Mathematics Stack Exchange is a question and answer site for people studying math at any level and professionals in related fields. It's 100% free, no registration required.

As I'm reading a paper a paper "An Underdetermined Linear System for GPS" By Dan Kalman

And solving an equation, and I don't know how to simplify the following equation:

$$ (5.41-.095t-1)^2+(5.41-.095t-2)^2+(3.67-.067t)^2=.047^2(t-19.9)^2$$

to this one

$$0.02t^2-1.88t+43.56=0$$

share|improve this question
    
Subtract $1$ from $5.41$ and $2$ from $5.41$ in the first and second terms. Then use the rule $(a+b)^2 = a^2+2ab+b^2$. Finally, add equal terms. –  Arturo Magidin Apr 15 '12 at 3:57
2  
Is there much point in you reading this paper, if you are having such trouble with simple algebra? –  Arturo Magidin Apr 15 '12 at 4:19
    
is $$(.095t)^2$$ equals to $$(.095)^2 \cdot (t)^2$$ –  HATEM EL-AZAB Apr 15 '12 at 4:19
    
Yes. $(ab)^n = a^n b^n$. –  Arturo Magidin Apr 15 '12 at 4:21

1 Answer 1

Evaluate $.047^2$.

Within each set of parentheses, you should combine like terms—that is, add up all the terms that don't have $t$, that just have $t$, that have $t^2$, etc.

Once you've done that, each set of parentheses contains two terms being added (or subtracted). From the Distributive Property of Multiplication over Addition, $a(b+c)=ab+ac$ (the multiplication by $a$ is "distributed" to each of the terms $b$ and $c$ being added), $(a+b)(c+d)=$$(a+b)c+(a+b)d=$$ac+bc+ad+bd$ and $(a+b)^2=$$(a+b)(a+b)=$$a^2+ab+ab+b^2=$$a^2+2ab+b^2$. You can use this pattern to "expand" the rest of the squares in your equation.

Then, combine like terms on each side.

Finally, subtract the entirety of one side from both sides of the equation to get $=0$.


If the paper is essential reading and you're only stumbling over the symbolic manipulations like these, you might consider trying to use a Computer Algebra System (CAS) to help with some of the symbolic manipulation.

share|improve this answer

Your Answer

 
discard

By posting your answer, you agree to the privacy policy and terms of service.

Not the answer you're looking for?

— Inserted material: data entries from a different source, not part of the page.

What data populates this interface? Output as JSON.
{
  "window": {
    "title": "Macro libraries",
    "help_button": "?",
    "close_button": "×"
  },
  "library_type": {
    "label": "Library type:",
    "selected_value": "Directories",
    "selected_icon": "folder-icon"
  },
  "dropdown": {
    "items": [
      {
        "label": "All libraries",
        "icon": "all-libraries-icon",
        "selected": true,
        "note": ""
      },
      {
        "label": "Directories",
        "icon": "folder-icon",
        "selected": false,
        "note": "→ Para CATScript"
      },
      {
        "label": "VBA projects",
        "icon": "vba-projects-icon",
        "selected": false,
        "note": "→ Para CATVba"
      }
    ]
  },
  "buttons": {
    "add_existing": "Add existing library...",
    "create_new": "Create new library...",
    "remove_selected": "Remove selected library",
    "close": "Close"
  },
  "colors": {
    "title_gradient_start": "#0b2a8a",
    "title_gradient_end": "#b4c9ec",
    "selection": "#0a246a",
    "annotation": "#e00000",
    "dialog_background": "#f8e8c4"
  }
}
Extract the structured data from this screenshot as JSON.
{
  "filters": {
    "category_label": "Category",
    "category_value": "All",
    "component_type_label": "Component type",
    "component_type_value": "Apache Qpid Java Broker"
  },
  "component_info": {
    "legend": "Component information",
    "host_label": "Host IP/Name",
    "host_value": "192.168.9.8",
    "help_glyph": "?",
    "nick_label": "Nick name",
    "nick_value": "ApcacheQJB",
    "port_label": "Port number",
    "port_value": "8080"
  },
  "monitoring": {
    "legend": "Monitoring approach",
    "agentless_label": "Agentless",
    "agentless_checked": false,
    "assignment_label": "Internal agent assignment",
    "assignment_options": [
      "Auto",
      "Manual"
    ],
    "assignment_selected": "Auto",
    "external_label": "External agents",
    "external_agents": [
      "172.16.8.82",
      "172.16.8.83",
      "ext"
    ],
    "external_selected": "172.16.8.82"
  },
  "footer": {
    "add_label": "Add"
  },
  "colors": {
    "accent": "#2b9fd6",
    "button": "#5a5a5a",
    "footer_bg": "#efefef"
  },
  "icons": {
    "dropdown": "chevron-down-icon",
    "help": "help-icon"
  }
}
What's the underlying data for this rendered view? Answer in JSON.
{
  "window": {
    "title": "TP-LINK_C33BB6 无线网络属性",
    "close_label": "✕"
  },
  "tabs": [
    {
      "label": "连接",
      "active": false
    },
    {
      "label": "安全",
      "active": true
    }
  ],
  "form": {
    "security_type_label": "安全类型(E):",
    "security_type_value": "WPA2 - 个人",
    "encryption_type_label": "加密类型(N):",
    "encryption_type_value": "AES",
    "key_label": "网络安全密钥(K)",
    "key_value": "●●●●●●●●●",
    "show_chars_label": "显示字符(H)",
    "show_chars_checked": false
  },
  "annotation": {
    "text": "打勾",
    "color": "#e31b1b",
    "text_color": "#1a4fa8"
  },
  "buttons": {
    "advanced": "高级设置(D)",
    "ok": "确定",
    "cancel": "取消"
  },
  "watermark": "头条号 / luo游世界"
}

Browse other questions tagged or ask your own question.